Since last summer, clearcutting has taken place in our community. It has been hard to sleep at night hearing the large logging machines cutting and chipping the wood. The sounds are scary to me, and I’m sure to many other types of animals.
We have been worried about how the clearcut will affect our farm business as well. We rely so heavily on clean water to grow our produce. Wildlife looking for food to eat can cause us huge losses as well. No farm or forest is an island and the consequences of what goes on there doesn’t end at the property lines.
With our current degree of consumption and demand for cheap items, a system where unsustainable clearcuts, farming or aquaculture is the norm doesn’t come as a surprise .
As a young person who dreams of having children one day, I hope this will change.
We farm because we want to work at something that is increasing the health of our community of people, other animals and plants.
It is very easy for us to see how difficult it would be to manage a large business (in any industry), needing to make enough money so that every employee can make a living wage, pay off debts and be able to innovate and invest in the business, all while considering the short- and long-term impacts on the community and environment. I have no idea how this can be done well. And that is why we are only able to run a small business. We can only wrap our heads around sustainability on a smaller-scale. We have modest dreams: continue to make our living solely from our farm, contribute to the health of our community with our skills and knowledge, and create a farm that its future stewards will feel blessed to inherit. We have “bought” this piece of land but we know it’s not “ours.” We are just doing the best we know how.

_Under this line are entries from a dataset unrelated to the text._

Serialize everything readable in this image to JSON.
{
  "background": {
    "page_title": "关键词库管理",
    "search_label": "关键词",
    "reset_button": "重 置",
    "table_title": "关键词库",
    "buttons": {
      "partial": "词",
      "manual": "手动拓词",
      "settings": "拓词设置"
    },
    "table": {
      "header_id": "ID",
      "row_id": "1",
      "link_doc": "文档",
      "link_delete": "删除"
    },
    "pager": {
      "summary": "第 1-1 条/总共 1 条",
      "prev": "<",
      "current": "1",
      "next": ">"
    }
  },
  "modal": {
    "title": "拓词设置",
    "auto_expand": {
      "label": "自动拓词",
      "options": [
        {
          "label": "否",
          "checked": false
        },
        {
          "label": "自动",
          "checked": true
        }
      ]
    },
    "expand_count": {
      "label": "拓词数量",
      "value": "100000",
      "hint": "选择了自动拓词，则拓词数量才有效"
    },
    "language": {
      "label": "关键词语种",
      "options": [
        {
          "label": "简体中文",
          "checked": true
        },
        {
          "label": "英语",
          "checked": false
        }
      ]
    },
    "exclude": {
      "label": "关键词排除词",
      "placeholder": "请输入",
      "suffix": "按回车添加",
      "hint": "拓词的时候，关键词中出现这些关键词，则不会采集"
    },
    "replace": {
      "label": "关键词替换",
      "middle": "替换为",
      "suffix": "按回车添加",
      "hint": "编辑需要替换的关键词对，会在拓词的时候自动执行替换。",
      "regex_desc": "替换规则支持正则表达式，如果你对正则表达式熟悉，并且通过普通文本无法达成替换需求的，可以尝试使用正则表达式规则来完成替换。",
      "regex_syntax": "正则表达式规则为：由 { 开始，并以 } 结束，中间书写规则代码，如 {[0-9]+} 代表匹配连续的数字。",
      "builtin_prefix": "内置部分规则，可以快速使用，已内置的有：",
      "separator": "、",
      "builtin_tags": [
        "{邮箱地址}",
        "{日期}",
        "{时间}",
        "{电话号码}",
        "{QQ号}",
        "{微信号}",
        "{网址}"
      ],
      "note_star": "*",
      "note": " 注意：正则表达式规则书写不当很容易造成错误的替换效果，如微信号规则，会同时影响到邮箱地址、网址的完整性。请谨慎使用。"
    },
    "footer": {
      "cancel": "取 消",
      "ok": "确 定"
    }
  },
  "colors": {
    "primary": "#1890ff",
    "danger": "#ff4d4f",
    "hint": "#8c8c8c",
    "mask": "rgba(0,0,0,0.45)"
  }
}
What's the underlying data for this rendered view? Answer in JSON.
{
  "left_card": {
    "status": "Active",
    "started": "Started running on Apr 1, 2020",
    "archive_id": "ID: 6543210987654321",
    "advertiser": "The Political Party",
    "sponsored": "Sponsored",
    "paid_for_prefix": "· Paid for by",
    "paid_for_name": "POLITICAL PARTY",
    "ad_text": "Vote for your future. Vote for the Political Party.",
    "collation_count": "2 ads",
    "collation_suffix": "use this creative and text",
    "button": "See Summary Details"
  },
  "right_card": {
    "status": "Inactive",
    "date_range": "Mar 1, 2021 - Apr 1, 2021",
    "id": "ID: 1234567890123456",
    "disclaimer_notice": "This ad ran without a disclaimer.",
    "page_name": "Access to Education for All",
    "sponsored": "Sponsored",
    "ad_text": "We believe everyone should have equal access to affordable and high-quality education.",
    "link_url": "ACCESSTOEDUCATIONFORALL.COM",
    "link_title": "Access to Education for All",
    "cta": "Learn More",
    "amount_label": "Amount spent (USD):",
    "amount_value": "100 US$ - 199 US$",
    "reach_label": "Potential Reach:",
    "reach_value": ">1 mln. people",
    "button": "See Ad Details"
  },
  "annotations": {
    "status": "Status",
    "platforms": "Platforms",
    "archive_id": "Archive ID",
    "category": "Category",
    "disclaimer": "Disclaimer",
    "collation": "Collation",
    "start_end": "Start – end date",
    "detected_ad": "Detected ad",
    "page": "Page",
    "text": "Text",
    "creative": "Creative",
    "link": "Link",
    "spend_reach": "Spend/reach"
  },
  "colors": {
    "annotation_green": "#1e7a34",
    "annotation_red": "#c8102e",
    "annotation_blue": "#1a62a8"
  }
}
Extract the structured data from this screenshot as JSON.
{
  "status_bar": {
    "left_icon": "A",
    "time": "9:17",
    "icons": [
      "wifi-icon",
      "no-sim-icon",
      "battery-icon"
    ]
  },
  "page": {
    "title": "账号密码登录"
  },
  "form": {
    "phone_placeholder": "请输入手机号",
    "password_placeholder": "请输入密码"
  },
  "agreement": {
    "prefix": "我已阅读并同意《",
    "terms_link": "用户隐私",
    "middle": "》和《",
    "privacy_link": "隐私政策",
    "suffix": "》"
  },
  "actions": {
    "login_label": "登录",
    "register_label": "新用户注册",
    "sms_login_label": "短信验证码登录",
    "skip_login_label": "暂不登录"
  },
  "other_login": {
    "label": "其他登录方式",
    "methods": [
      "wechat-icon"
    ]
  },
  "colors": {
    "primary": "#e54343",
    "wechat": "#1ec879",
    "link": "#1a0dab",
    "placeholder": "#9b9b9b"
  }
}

In our first year starting Broadfork Farm, we were farming on leased land. We leased that land from Windhorse Farm in New Germany, NS. The sustainably-managed forest there inspired us so much. We saw that a forest can provide income (both short-term and long-term) while continuing to be a forest. The wealth of that forest is not only monetary.
When we see the results of this clearcut and are saddened, it’s not because we think the foresters are to blame. They are doing their job. We have created a system where this is their job and that is how they make their way in the world. But the squeaky wheel gets the grease (or so I am told). This is not the reality I hope will be inherited by my children. I recently read that under Canadian law, silence is considered to be consent. We change the world by speaking up and living according to our values. I believe we can do so much more than what we see today.